Every spring, the leaf tips emerge on the Boston ivy vine that now covers much of the house.  The tips are bright red and as they are attached to a finger-like sequence of nodules (one for each year the tip has produced a leaf), they always remind me of dragon claws.  The vine branches may be grey and gnarly-looking during the winter and early spring, but soon sprout to life. 

The transformation is nothing less than magical…

Boston ivy vines in summer

Boston ivy vines in summer

The vines keep the house cool in the summer by providing an extra space where air can be trapped between the walls and the leaves.  Leaves also hang across the top and along the frame of the living room window, providing a natural valance that filters the glare of the sun in the late afternoons.  Small birds will often hang on the vines. One year, a bird’s nest was made on the window ledge behind the leaves.

In the fall, the leaves turn a brilliant red and then pink, providing a beautiful tapestry over the grey brick and white siding.  The color is spectacular.

This vine was planted about 12 years ago.  A similar vine was planted on the other side of the house about 8 years ago and is slowly beginning to bring to life a bare wall of vinyl siding.  I don’t think I’ve ever planted anything that’s enhanced the appearance of my home as much as these vines.

Boston ivy vines in autumn

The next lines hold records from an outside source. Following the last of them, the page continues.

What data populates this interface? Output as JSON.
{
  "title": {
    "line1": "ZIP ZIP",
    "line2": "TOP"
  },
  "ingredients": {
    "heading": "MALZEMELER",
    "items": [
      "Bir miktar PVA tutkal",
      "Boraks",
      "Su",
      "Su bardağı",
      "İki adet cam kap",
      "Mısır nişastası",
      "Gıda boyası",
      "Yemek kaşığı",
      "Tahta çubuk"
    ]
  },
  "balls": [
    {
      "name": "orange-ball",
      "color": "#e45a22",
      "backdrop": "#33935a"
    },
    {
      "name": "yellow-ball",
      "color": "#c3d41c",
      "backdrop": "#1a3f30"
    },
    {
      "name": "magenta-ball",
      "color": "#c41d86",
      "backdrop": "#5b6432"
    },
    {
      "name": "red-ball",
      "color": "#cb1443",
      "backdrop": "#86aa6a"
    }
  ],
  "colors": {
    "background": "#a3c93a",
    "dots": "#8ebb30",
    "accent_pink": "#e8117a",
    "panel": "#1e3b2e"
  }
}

Boston ivy vines in autumn

Receive by email or subscribe in a reader

Read Full Post »

%d bloggers like this: